So ordered.


FOOTNOTES

[Note 1] See now G. L. c. 249, Section 5, as appearing in St. 1973, c. 1114, Section 291; Mass.R.Civ.P. 81(b), 365 Mass. 841 (1974); Del Duca v. Town Administrator of Methuen, 368 Mass. 1 , 2, n. 2 (1975).

[Note 2] See Michelson v. Aronson, 4 Mass. App. Ct. 182 , 183-190 (1976); Jones v. Wayland, 4 Mass.

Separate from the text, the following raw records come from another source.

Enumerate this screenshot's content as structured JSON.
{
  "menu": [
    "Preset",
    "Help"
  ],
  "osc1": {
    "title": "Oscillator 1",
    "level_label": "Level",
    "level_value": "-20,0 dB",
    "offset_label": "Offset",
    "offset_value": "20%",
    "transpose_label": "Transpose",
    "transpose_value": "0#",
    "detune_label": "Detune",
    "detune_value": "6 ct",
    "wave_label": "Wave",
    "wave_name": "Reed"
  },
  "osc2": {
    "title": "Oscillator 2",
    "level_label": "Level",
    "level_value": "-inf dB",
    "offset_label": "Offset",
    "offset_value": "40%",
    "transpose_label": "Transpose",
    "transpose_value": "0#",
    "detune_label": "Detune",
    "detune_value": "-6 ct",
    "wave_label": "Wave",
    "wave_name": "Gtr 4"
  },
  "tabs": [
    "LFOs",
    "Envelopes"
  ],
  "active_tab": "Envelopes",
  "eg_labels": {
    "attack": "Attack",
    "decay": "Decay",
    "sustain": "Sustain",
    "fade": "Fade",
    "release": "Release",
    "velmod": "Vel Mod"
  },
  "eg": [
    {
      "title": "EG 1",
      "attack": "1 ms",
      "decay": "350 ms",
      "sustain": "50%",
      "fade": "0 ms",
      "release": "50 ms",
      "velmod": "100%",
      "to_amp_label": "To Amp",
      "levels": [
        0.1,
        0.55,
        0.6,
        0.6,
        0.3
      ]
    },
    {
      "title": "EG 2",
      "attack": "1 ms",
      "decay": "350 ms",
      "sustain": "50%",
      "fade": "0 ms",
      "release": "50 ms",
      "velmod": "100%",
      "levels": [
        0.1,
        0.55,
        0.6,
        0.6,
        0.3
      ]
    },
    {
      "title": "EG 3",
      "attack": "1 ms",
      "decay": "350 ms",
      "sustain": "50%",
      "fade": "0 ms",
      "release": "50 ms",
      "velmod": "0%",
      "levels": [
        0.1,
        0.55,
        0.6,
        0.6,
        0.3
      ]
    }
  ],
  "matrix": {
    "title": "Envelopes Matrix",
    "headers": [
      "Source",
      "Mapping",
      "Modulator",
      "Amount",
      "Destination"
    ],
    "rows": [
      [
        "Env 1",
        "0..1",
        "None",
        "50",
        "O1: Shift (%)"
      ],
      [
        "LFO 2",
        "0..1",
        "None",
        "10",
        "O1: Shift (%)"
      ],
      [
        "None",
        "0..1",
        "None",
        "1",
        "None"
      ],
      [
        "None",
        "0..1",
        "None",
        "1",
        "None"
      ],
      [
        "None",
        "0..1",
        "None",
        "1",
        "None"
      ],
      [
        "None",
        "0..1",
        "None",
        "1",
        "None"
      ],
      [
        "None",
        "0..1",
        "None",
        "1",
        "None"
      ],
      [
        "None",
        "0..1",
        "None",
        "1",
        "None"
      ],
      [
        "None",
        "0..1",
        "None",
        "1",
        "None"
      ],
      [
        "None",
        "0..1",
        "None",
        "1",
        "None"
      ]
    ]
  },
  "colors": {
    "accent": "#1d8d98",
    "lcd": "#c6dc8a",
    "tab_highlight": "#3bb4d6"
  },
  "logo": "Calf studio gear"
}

App. Ct. 725 , 726-729 (1976).

[Note 3] A third appeal, from the denial of another subsequent motion, was waived at the argument before us.

[Note 4] We are of the opinion that such inconsistencies as there may have been between and among the relevant original subsidiary findings of the master were effectively eliminated by his further specific findings.

[Note 5] "Every school librarian . . . appointed by a school committee shall acquire tenure in the school system of the city or town in which he is employed subject to the provisions of section forty-one, relating to tenure for teachers, and of sections forty-two and forty-three A, relating to dismissal, suspension and discharge and of appeals therefrom" (emphasis supplied).

[Note 6] "Every school committee, in electing a teacher, who has served in its public schools for the three previous consecutive school years shall employ him to serve at its discretion . . . . A teacher not serving at discretion shall be notified in writing on or before April fifteenth whenever such person is not to be employed for the following school year. Unless said notice is given as herein provided, a teacher not serving at discretion shall be deemed to be appointed for the following school year" (emphasis supplied).

[Note 7] The case was decided and has been argued on the basis that the vote was taken in good faith. There is no question but that the plaintiff's work was satisfactory.

[Note 8] In addition to her qualifications as a librarian, the plaintiff was also certificated under G. L. c. 71, Section 38G, as an elementary school teacher.